> **Recorded data**:
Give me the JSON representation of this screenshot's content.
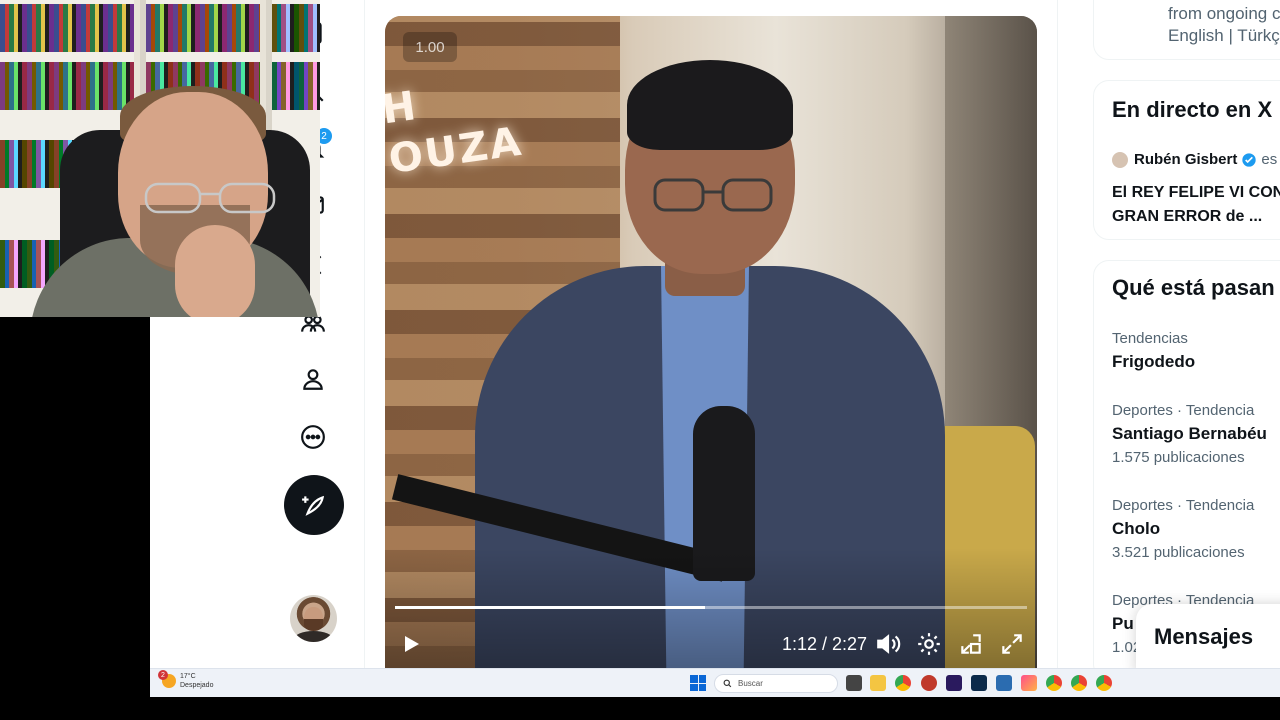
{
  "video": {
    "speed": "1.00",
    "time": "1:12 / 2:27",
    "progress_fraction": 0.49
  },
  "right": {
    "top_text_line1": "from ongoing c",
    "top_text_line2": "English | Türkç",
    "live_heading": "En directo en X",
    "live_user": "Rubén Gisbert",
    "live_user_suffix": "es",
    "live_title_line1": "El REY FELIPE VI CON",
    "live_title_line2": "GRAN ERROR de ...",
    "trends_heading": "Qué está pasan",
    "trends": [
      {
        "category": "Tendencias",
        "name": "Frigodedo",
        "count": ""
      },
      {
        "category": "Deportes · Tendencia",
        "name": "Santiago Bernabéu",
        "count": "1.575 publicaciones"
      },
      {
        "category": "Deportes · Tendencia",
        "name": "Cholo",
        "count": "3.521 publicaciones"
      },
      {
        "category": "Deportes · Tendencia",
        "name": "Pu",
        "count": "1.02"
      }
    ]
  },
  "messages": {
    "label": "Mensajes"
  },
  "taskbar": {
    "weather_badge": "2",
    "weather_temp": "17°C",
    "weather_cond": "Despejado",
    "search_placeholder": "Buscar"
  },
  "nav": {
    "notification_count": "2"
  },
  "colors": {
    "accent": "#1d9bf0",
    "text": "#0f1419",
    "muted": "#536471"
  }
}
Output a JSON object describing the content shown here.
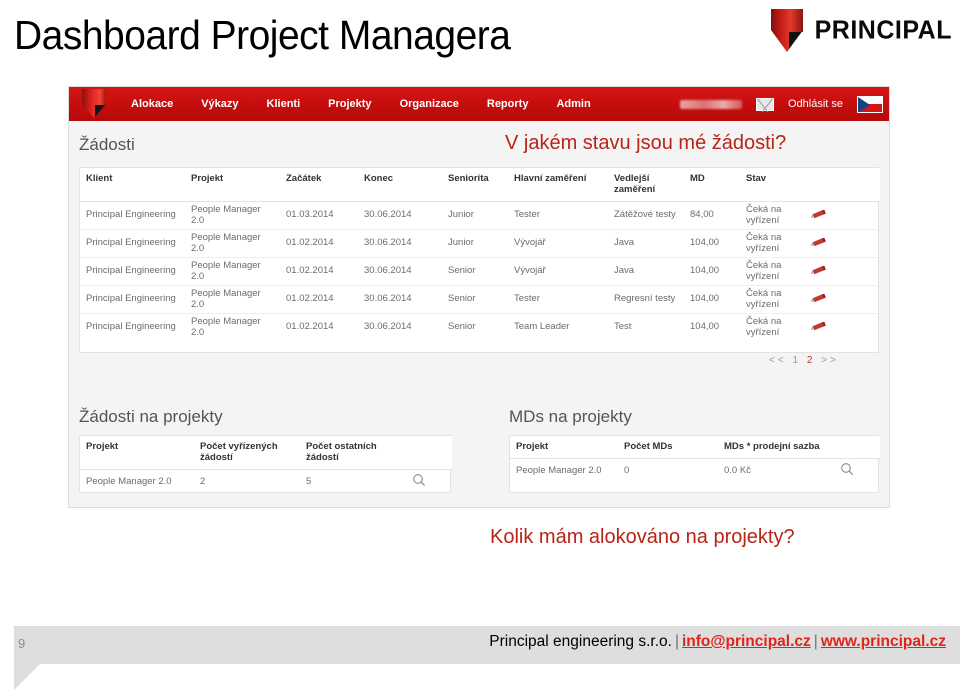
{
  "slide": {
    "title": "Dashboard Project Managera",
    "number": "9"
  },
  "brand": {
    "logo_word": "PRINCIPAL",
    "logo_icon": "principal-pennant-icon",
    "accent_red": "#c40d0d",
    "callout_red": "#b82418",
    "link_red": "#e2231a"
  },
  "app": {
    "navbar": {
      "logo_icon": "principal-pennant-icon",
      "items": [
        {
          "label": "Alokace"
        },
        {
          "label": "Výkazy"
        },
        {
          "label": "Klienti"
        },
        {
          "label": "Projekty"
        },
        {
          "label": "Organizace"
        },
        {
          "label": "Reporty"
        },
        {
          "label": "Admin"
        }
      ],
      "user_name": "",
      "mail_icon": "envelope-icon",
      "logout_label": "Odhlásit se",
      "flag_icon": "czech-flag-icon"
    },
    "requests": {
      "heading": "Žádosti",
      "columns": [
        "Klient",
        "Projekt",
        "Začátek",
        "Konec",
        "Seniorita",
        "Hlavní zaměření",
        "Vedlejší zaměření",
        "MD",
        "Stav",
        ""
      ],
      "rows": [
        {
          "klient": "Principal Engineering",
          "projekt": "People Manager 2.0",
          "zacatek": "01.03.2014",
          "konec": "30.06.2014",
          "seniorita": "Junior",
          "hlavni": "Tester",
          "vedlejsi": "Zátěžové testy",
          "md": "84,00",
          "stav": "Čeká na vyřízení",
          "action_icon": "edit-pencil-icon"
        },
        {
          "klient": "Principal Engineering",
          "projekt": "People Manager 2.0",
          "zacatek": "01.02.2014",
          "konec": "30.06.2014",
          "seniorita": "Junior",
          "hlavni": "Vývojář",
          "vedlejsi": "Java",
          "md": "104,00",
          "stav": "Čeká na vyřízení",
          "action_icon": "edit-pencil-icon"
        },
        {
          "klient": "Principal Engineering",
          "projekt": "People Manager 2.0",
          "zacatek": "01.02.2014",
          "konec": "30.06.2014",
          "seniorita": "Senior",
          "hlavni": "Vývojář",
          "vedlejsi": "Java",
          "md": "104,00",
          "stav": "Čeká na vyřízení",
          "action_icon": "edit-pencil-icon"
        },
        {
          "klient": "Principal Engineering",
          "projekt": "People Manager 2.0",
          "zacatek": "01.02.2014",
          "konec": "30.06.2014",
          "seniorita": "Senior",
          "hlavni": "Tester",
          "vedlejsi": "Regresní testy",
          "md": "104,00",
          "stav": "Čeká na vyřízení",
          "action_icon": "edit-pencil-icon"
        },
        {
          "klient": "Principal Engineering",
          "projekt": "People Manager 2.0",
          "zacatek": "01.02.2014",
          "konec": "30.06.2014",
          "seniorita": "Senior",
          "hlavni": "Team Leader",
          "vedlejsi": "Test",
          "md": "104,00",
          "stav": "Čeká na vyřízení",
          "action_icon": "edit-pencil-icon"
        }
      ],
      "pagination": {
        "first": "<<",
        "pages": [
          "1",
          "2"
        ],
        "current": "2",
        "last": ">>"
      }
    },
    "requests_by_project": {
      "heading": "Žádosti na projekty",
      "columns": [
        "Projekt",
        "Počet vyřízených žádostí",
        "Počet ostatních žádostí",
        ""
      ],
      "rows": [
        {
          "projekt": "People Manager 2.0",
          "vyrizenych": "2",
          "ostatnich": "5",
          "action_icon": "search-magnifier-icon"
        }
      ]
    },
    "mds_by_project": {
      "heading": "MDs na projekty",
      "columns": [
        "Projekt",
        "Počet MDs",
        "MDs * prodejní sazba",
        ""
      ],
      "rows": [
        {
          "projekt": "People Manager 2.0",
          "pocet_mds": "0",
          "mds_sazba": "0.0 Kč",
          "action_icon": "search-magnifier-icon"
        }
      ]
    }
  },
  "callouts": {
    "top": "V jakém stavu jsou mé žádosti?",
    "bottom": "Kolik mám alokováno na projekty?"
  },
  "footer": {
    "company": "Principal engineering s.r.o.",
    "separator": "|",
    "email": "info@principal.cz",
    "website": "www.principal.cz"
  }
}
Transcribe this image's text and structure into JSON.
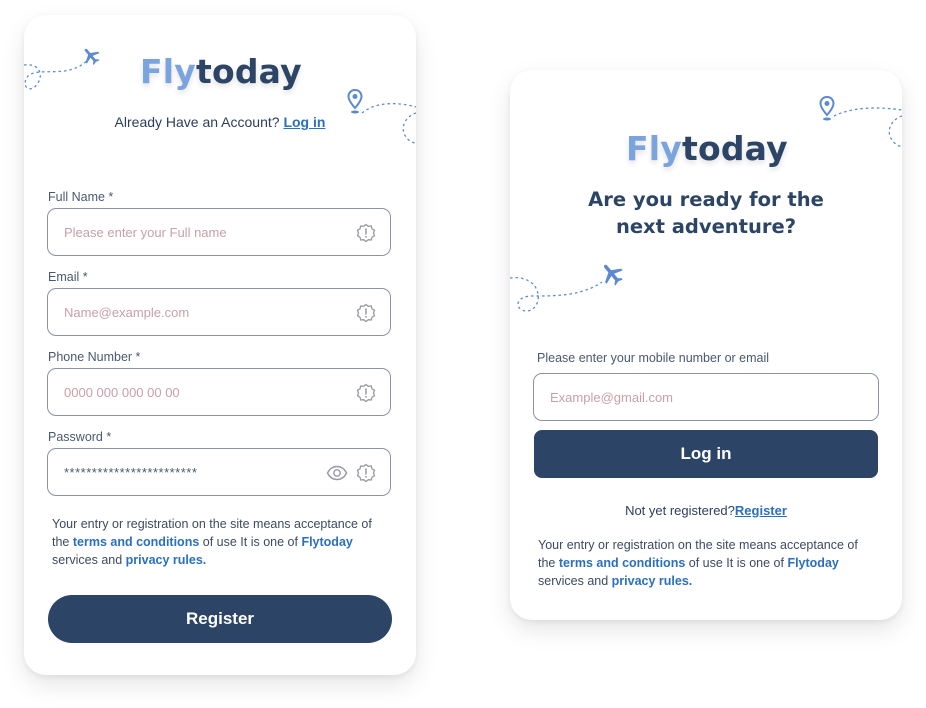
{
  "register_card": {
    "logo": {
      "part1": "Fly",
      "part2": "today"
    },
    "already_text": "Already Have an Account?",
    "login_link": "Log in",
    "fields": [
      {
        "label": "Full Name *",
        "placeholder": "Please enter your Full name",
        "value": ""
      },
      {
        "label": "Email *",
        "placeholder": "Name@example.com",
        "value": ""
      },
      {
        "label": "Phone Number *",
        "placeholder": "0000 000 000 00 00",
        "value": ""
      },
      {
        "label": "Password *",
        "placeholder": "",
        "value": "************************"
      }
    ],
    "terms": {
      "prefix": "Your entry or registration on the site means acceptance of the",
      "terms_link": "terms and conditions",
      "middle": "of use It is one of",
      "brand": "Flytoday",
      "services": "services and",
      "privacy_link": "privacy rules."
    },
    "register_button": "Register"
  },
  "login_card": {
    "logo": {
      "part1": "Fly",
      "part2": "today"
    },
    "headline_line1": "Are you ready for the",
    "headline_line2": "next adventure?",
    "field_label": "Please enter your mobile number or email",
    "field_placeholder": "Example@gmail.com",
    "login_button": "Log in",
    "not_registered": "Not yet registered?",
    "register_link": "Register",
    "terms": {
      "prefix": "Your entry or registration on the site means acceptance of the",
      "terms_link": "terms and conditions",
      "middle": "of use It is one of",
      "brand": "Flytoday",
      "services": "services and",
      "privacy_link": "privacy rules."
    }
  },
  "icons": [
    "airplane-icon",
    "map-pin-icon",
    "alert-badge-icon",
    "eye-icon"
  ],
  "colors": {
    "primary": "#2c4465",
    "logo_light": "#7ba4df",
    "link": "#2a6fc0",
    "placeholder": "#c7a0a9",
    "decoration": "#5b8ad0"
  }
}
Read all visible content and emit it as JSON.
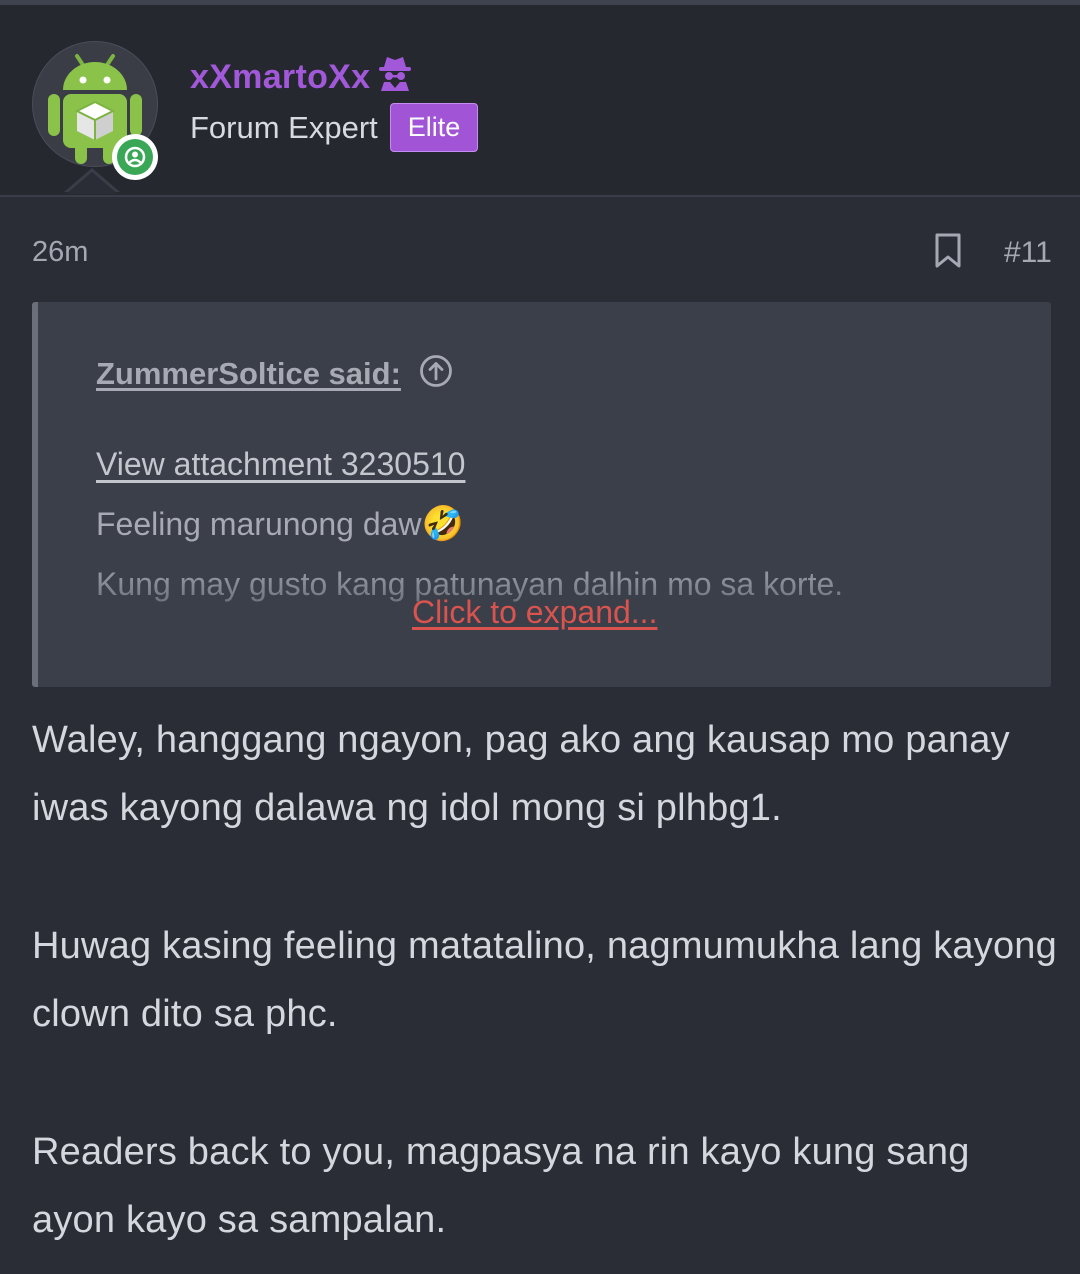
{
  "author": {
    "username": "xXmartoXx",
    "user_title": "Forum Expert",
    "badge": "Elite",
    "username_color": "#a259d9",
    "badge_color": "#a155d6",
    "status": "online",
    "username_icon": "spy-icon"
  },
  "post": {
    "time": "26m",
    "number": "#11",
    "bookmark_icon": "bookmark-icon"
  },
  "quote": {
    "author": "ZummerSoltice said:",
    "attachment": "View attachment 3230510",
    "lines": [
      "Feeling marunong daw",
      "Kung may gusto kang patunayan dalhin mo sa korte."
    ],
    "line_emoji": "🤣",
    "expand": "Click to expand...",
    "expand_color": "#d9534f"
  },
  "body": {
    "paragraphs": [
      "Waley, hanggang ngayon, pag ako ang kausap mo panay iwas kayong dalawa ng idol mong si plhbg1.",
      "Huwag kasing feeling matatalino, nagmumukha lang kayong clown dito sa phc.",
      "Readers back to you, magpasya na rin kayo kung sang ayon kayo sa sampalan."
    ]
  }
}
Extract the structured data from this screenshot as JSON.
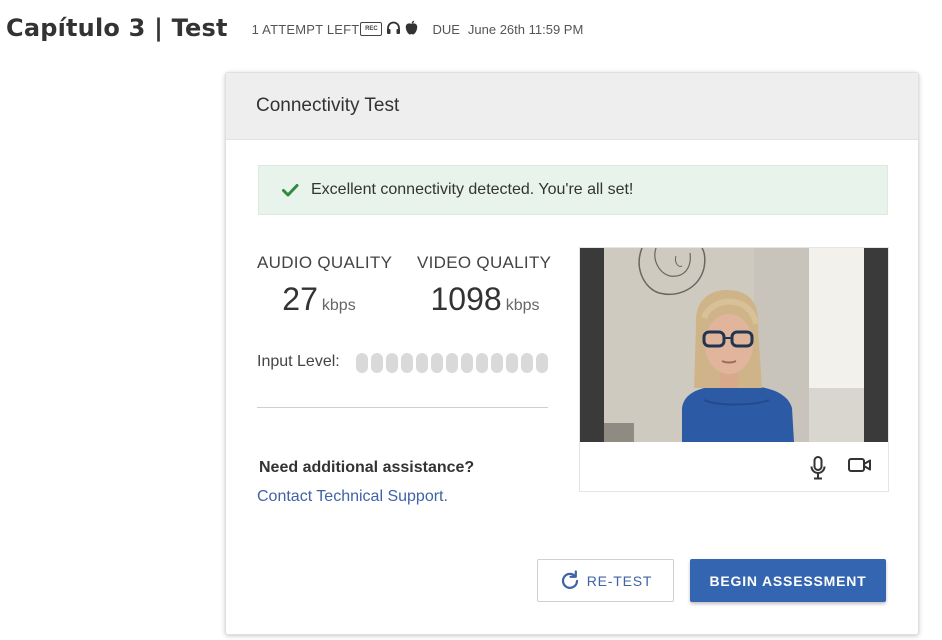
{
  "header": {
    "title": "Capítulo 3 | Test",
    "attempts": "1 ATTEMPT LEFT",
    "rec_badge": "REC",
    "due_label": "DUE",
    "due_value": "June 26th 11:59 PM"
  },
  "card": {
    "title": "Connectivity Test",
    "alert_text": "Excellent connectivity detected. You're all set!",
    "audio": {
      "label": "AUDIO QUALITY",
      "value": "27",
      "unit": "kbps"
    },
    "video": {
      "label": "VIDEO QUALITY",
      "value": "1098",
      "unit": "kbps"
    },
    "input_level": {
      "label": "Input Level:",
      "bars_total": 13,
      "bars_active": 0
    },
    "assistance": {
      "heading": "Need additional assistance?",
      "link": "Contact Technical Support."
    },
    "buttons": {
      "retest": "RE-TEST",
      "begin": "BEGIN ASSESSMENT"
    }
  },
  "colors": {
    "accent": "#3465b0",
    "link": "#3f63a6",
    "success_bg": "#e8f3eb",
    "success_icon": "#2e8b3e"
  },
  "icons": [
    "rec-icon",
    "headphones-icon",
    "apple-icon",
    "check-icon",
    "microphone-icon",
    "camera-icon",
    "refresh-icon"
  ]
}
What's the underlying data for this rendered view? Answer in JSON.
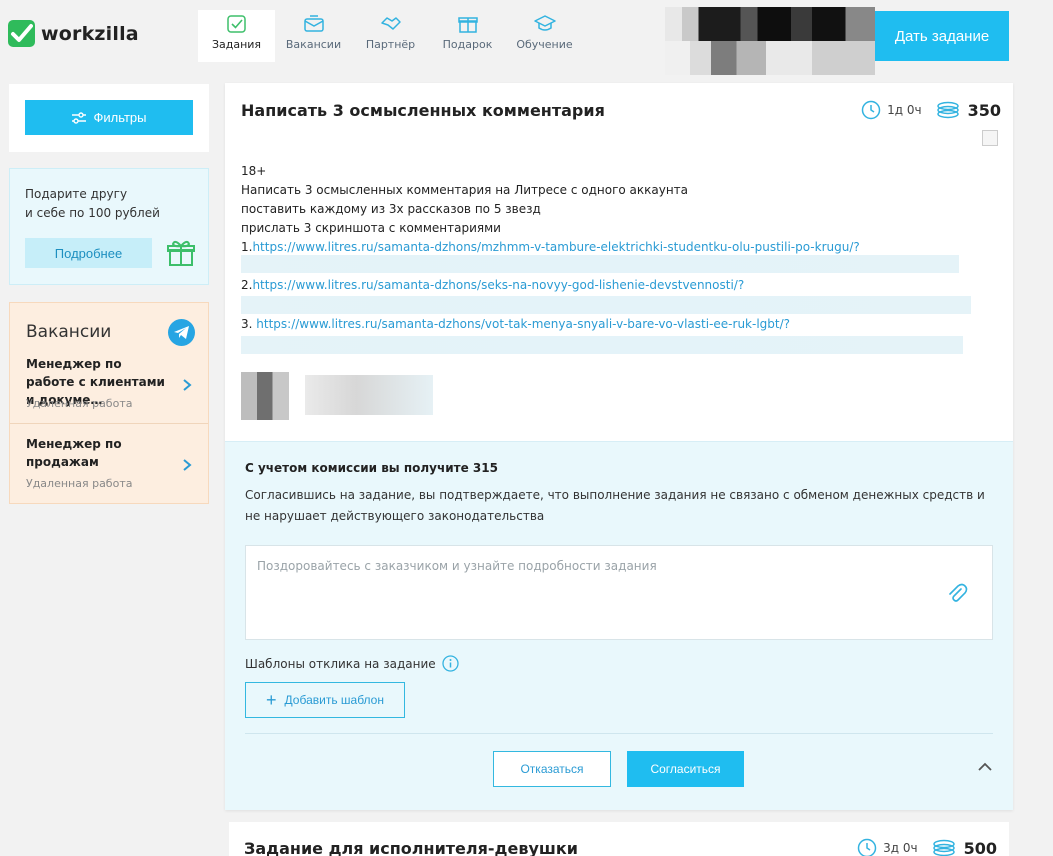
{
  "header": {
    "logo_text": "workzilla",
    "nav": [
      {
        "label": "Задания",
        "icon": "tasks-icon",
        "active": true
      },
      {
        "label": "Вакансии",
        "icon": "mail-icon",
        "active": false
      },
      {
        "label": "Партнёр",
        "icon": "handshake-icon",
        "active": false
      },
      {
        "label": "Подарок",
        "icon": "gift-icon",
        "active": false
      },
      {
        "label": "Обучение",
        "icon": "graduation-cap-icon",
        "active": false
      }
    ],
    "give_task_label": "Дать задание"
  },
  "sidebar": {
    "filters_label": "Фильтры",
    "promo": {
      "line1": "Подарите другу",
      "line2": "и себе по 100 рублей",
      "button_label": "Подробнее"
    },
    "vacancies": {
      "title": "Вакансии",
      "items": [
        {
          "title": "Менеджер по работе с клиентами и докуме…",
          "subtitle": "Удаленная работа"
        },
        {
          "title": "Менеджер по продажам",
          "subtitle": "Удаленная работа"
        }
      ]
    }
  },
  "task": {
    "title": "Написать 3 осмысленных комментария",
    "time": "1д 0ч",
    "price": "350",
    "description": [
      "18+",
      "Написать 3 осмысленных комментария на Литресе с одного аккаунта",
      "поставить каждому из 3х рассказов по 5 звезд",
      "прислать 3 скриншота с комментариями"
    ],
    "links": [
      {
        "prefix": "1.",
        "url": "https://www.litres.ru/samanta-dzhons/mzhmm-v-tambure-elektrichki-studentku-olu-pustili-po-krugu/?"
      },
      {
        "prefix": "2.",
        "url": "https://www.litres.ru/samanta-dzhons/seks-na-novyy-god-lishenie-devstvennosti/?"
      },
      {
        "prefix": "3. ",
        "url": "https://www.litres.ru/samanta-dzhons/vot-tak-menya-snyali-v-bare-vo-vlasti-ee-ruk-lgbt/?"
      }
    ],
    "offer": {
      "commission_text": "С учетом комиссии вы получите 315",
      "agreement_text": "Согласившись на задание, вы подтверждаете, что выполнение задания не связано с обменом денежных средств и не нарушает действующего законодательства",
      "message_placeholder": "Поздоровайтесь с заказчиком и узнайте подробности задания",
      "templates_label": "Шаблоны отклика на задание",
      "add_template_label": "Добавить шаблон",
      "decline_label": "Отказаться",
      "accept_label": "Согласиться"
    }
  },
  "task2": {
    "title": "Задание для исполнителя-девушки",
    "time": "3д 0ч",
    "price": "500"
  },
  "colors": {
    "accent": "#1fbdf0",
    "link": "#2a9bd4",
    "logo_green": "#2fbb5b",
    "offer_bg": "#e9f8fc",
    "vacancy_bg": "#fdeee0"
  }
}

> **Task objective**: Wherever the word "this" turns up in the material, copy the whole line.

> **Answer area**:
Give me the JSON representation of this screenshot's content.
Transcribe this image's text and structure into JSON.
Extract the structured data from this screenshot as JSON.
What's the underlying data for this rendered view? Answer in JSON.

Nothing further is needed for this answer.